* **WHAT TO PRODUCE**
Write out all the entries word for word and omit any pictures.

[Opening DATA SHOWN section]

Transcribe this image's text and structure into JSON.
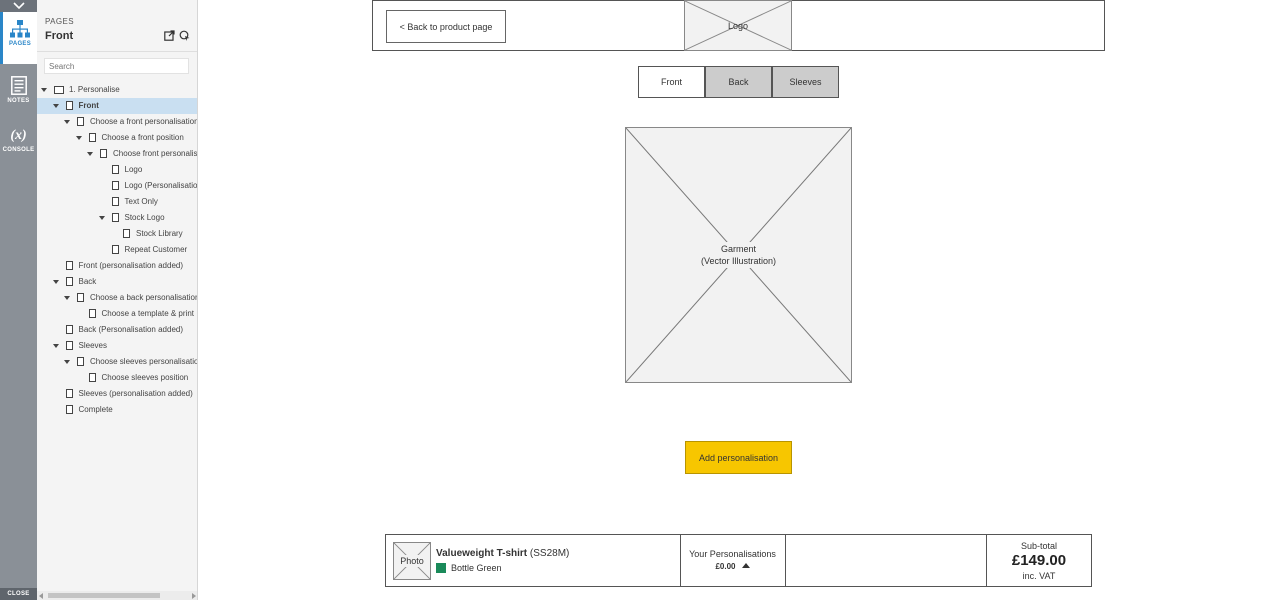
{
  "iconbar": {
    "tabs": [
      {
        "label": "PAGES",
        "icon": "sitemap-icon",
        "active": true
      },
      {
        "label": "NOTES",
        "icon": "notes-icon",
        "active": false
      },
      {
        "label": "CONSOLE",
        "icon": "variable-x-icon",
        "active": false
      }
    ],
    "console_glyph": "(x)",
    "close_label": "CLOSE"
  },
  "sidebar": {
    "section_label": "PAGES",
    "current_page": "Front",
    "search_placeholder": "Search",
    "tree": [
      {
        "label": "1. Personalise",
        "level": 0,
        "type": "folder",
        "expanded": true,
        "selected": false
      },
      {
        "label": "Front",
        "level": 1,
        "type": "page",
        "expanded": true,
        "selected": true
      },
      {
        "label": "Choose a front personalisation",
        "level": 2,
        "type": "page",
        "expanded": true,
        "selected": false
      },
      {
        "label": "Choose a front position",
        "level": 3,
        "type": "page",
        "expanded": true,
        "selected": false
      },
      {
        "label": "Choose front personalisation",
        "level": 4,
        "type": "page",
        "expanded": true,
        "selected": false
      },
      {
        "label": "Logo",
        "level": 5,
        "type": "page",
        "expanded": false,
        "selected": false
      },
      {
        "label": "Logo (Personalisation)",
        "level": 5,
        "type": "page",
        "expanded": false,
        "selected": false
      },
      {
        "label": "Text Only",
        "level": 5,
        "type": "page",
        "expanded": false,
        "selected": false
      },
      {
        "label": "Stock Logo",
        "level": 5,
        "type": "page",
        "expanded": true,
        "selected": false,
        "toggle": true
      },
      {
        "label": "Stock Library",
        "level": 6,
        "type": "page",
        "expanded": false,
        "selected": false
      },
      {
        "label": "Repeat Customer",
        "level": 5,
        "type": "page",
        "expanded": false,
        "selected": false
      },
      {
        "label": "Front (personalisation added)",
        "level": 1,
        "type": "page",
        "expanded": false,
        "selected": false
      },
      {
        "label": "Back",
        "level": 1,
        "type": "page",
        "expanded": true,
        "selected": false,
        "toggle": true
      },
      {
        "label": "Choose a back personalisation",
        "level": 2,
        "type": "page",
        "expanded": true,
        "selected": false,
        "toggle": true
      },
      {
        "label": "Choose a template & print",
        "level": 3,
        "type": "page",
        "expanded": false,
        "selected": false
      },
      {
        "label": "Back (Personalisation added)",
        "level": 1,
        "type": "page",
        "expanded": false,
        "selected": false
      },
      {
        "label": "Sleeves",
        "level": 1,
        "type": "page",
        "expanded": true,
        "selected": false,
        "toggle": true
      },
      {
        "label": "Choose sleeves personalisation",
        "level": 2,
        "type": "page",
        "expanded": true,
        "selected": false,
        "toggle": true
      },
      {
        "label": "Choose sleeves position",
        "level": 3,
        "type": "page",
        "expanded": false,
        "selected": false
      },
      {
        "label": "Sleeves (personalisation added)",
        "level": 1,
        "type": "page",
        "expanded": false,
        "selected": false
      },
      {
        "label": "Complete",
        "level": 1,
        "type": "page",
        "expanded": false,
        "selected": false
      }
    ]
  },
  "header": {
    "back_label": "< Back to product page",
    "logo_label": "Logo"
  },
  "view_tabs": [
    {
      "label": "Front",
      "active": true
    },
    {
      "label": "Back",
      "active": false
    },
    {
      "label": "Sleeves",
      "active": false
    }
  ],
  "garment": {
    "line1": "Garment",
    "line2": "(Vector Illustration)"
  },
  "add_button_label": "Add personalisation",
  "footer": {
    "photo_label": "Photo",
    "product_name": "Valueweight T-shirt",
    "product_code": "(SS28M)",
    "colour_name": "Bottle Green",
    "colour_hex": "#1a8a5a",
    "personalisations_label": "Your Personalisations",
    "personalisations_value": "£0.00",
    "subtotal_label": "Sub-total",
    "subtotal_value": "£149.00",
    "vat_label": "inc. VAT"
  },
  "colors": {
    "accent": "#2a86c8",
    "selected_row": "#c9dff1",
    "cta": "#f7c600"
  }
}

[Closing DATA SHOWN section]

* **EXERCISE OUTPUT**
Transcribe this image's text and structure into JSON.
{
  "iconbar": {
    "tabs": [
      {
        "label": "PAGES",
        "icon": "sitemap-icon",
        "active": true
      },
      {
        "label": "NOTES",
        "icon": "notes-icon",
        "active": false
      },
      {
        "label": "CONSOLE",
        "icon": "variable-x-icon",
        "active": false
      }
    ],
    "console_glyph": "(x)",
    "close_label": "CLOSE"
  },
  "sidebar": {
    "section_label": "PAGES",
    "current_page": "Front",
    "search_placeholder": "Search",
    "tree": [
      {
        "label": "1. Personalise",
        "level": 0,
        "type": "folder",
        "expanded": true,
        "selected": false
      },
      {
        "label": "Front",
        "level": 1,
        "type": "page",
        "expanded": true,
        "selected": true
      },
      {
        "label": "Choose a front personalisation",
        "level": 2,
        "type": "page",
        "expanded": true,
        "selected": false
      },
      {
        "label": "Choose a front position",
        "level": 3,
        "type": "page",
        "expanded": true,
        "selected": false
      },
      {
        "label": "Choose front personalisation",
        "level": 4,
        "type": "page",
        "expanded": true,
        "selected": false
      },
      {
        "label": "Logo",
        "level": 5,
        "type": "page",
        "expanded": false,
        "selected": false
      },
      {
        "label": "Logo (Personalisation)",
        "level": 5,
        "type": "page",
        "expanded": false,
        "selected": false
      },
      {
        "label": "Text Only",
        "level": 5,
        "type": "page",
        "expanded": false,
        "selected": false
      },
      {
        "label": "Stock Logo",
        "level": 5,
        "type": "page",
        "expanded": true,
        "selected": false,
        "toggle": true
      },
      {
        "label": "Stock Library",
        "level": 6,
        "type": "page",
        "expanded": false,
        "selected": false
      },
      {
        "label": "Repeat Customer",
        "level": 5,
        "type": "page",
        "expanded": false,
        "selected": false
      },
      {
        "label": "Front (personalisation added)",
        "level": 1,
        "type": "page",
        "expanded": false,
        "selected": false
      },
      {
        "label": "Back",
        "level": 1,
        "type": "page",
        "expanded": true,
        "selected": false,
        "toggle": true
      },
      {
        "label": "Choose a back personalisation",
        "level": 2,
        "type": "page",
        "expanded": true,
        "selected": false,
        "toggle": true
      },
      {
        "label": "Choose a template & print",
        "level": 3,
        "type": "page",
        "expanded": false,
        "selected": false
      },
      {
        "label": "Back (Personalisation added)",
        "level": 1,
        "type": "page",
        "expanded": false,
        "selected": false
      },
      {
        "label": "Sleeves",
        "level": 1,
        "type": "page",
        "expanded": true,
        "selected": false,
        "toggle": true
      },
      {
        "label": "Choose sleeves personalisation",
        "level": 2,
        "type": "page",
        "expanded": true,
        "selected": false,
        "toggle": true
      },
      {
        "label": "Choose sleeves position",
        "level": 3,
        "type": "page",
        "expanded": false,
        "selected": false
      },
      {
        "label": "Sleeves (personalisation added)",
        "level": 1,
        "type": "page",
        "expanded": false,
        "selected": false
      },
      {
        "label": "Complete",
        "level": 1,
        "type": "page",
        "expanded": false,
        "selected": false
      }
    ]
  },
  "header": {
    "back_label": "< Back to product page",
    "logo_label": "Logo"
  },
  "view_tabs": [
    {
      "label": "Front",
      "active": true
    },
    {
      "label": "Back",
      "active": false
    },
    {
      "label": "Sleeves",
      "active": false
    }
  ],
  "garment": {
    "line1": "Garment",
    "line2": "(Vector Illustration)"
  },
  "add_button_label": "Add personalisation",
  "footer": {
    "photo_label": "Photo",
    "product_name": "Valueweight T-shirt",
    "product_code": "(SS28M)",
    "colour_name": "Bottle Green",
    "colour_hex": "#1a8a5a",
    "personalisations_label": "Your Personalisations",
    "personalisations_value": "£0.00",
    "subtotal_label": "Sub-total",
    "subtotal_value": "£149.00",
    "vat_label": "inc. VAT"
  },
  "colors": {
    "accent": "#2a86c8",
    "selected_row": "#c9dff1",
    "cta": "#f7c600"
  }
}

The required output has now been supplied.